Corda supports transactions between identifiable parties with known legal and privacy characteristics. Its main difference to other permissioned blockchain networks is that it enables the co-existence and interoperability of applications from different groups. To this end, it offers a unique governance model that reflects the common interests of the diverse participants. The development of Corda has been motivated by the needs of the finance sector and more specifically by the need to manage contracts across different firms and individuals in cases where the various parties trust each other in order to trade, but do not trust each other to keep the entire records of the transactions. The latter requirement asks for a decentralized mechanism for keeping, resolving and auditing transactions. In practice, Corda is very much focused on supporting applications for the finance and insurance sectors. In particular, typical applications of Corda include payments such as Instant Money Transfers, transfer of payments and assets in equity trading, as well as collaboration in the scope of syndicated loans.
Enterprise Ethereum – Quorum
Driven by the popular Etherium distributed ledger infrastructure and its support for smart contracts, the blockchain community has recently introduced Ethereum-based distributed ledger protocols, which offer contract privacy and new consensus mechanisms. These protocols empower Enterprise Ethereum blockchains such as Quorum. Quorum has been developed by J.P. Morgan in order to handle use-cases requiring high-speed and high-throughput processing of private transactions. As a permissioned blockchain, it operates on the basis of a closed group of participants and without complex PoW consensus algorithms. Instead of conventional PoW, it employs other algorithms (e.g., voting schemes and raft-based consensus), which allows it to support hundreds of transactions per second. Quorum is a derivative of Ethereum and as such it integrates the vast majority of Ethereum features and updates. In practical terms, Quorum is a fork of the go-ethereum project and keeps up with the go-ethereum evolution and releases. Similar to the Fabric, Quorum is free and open source, which encourages research and experimentation over it.

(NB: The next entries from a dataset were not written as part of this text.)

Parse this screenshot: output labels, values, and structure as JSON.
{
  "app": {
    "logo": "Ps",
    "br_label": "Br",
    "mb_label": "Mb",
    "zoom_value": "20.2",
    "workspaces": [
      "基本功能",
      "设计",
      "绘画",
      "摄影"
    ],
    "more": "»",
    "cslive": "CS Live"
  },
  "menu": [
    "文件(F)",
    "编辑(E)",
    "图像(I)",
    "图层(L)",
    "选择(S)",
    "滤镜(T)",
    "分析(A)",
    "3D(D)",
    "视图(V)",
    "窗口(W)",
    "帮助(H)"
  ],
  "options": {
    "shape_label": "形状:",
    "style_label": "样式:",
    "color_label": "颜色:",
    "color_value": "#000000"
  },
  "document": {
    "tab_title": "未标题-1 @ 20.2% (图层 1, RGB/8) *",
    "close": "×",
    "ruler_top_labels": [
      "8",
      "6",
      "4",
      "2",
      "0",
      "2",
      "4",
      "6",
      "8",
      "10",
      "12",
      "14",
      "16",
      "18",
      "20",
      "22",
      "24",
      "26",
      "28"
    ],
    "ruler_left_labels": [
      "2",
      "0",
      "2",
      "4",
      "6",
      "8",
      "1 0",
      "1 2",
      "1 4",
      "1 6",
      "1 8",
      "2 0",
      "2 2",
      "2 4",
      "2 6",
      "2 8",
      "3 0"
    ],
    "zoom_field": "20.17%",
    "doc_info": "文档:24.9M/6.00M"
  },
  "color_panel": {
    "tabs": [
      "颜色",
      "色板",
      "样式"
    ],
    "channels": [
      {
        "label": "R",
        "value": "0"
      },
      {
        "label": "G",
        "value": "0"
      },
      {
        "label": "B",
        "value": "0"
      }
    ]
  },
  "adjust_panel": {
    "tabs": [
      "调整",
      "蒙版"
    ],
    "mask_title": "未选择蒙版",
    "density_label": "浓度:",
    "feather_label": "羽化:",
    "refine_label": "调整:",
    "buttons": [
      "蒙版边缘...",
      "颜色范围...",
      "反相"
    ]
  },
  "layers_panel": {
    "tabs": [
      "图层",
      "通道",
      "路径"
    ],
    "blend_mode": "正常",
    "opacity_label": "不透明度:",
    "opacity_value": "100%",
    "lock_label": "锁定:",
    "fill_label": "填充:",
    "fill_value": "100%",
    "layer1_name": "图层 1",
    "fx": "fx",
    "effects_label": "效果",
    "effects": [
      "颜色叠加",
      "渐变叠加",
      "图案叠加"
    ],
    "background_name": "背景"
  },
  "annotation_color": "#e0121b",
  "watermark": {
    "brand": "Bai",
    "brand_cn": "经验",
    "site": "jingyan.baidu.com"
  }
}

Despite their differences, all of the above-listed permissioned blockchain offer some common characteristics that make them suitable for enterprise deployment. These characteristics include the support for a much larger number of transactions per second than conventional public blockchains (e.g., both Corda and the Fabric report support for thousands of transactions per second), as well as the support for smart contracts. The selection of a suitable blockchain infrastructure for a given application depends however on many other factors as well, such as the scalability and the security features of the blockchain, as well as the size and activity of the community that supports each one of the above listed open projects. Nevertheless, the fact that blockchain deployers are offered with alternative choices is positive and makes it possible to support more specific requirements of blockchain applications in different vertical industries.
In an era of blockchain hype, developers and deployers are offered with different options for developing their permissioned distributed ledger infrastructures. Most of these options ensure privacy control, performance and support for Ethereum-like smart contracts, which simplifies application development and compliance to stringent requirements. Prior to kick-starting your permissioned blockchain project, it’s probably worth evaluating the different blockchain infrastructures and the level at which they could meet your needs.